Yellow Iris (Iris pseudacorus)

Frequently planted in backyard ponds and gardens, Yellow Iris forms dense stands and displaces native plants such as Northern Blue Flag Iris (Iris versicolor).  Flowers have three drooping, yellow sepals (they look like petals) with purple-brown markings that surround three smaller upright petals.  Leaves are flat, 2-3 centimetres wide and up to 1 metre long.  Yellow Iris is the only iris in North America with entirely yellow flowers, though when not flowering can easily be mistaken for the native Blue Flag Iris (Iris versicolor).  The native iris is smaller, with leaves 10-80 centimetres long and purple-blue flowers.

  • Photo: “Blue-flag iris”
  • The native Blue-Flag Iris.

OTHER:

Emerald Ash Borer (Agrilus planipennis)

Identify Emerald Ash Borers on ash trees by their metallic blue-green backs, narrow in shape and hairless, growing between 8 to 14 millimetres long.  Larvae feed on the inner bark and sapwood of Fraxinus sp. trees.  Mature larvae are 26 to 23 millimetres long and creamy white and the abdomen is 10-segmented.

Sea lamprey (Petromyzon marinus)

Adults are eel-shaped and 30 to 76 centimetres with no scales.  Skin is grey to dark brown with a lighter underside, and seven obvious gill openings.  Sharp teeth radiate around a tongue at the centre of a sucker mouth.  In partnership with Fisheries and Oceans Canada, LRCA maintains the Neebing Weir – a sea lamprey control structure – in an effort to prevent the invasive species from moving into inland lakes in the region.

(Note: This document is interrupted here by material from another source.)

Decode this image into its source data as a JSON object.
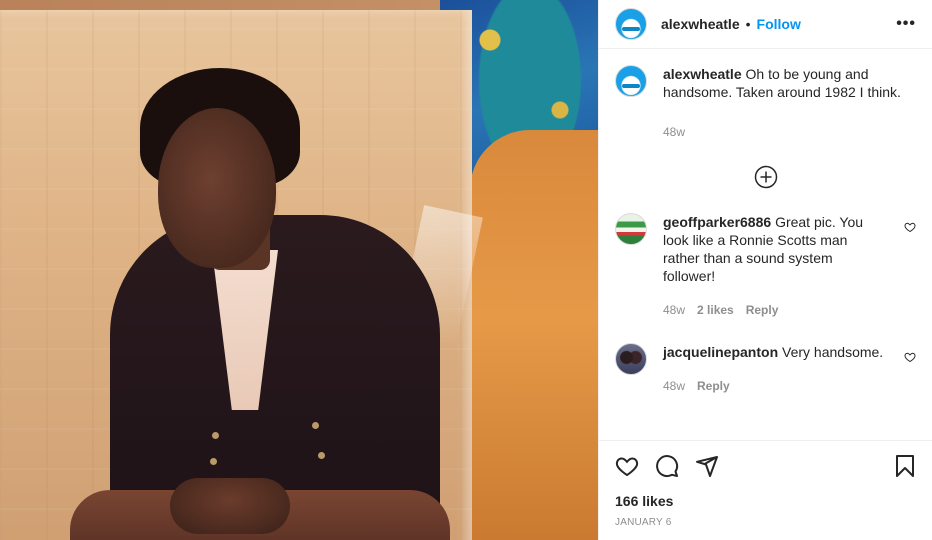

Report suspected invasive species by using the Early Detection & Distribution Mapping System. More information about invasive species and their look-alikes can be found here.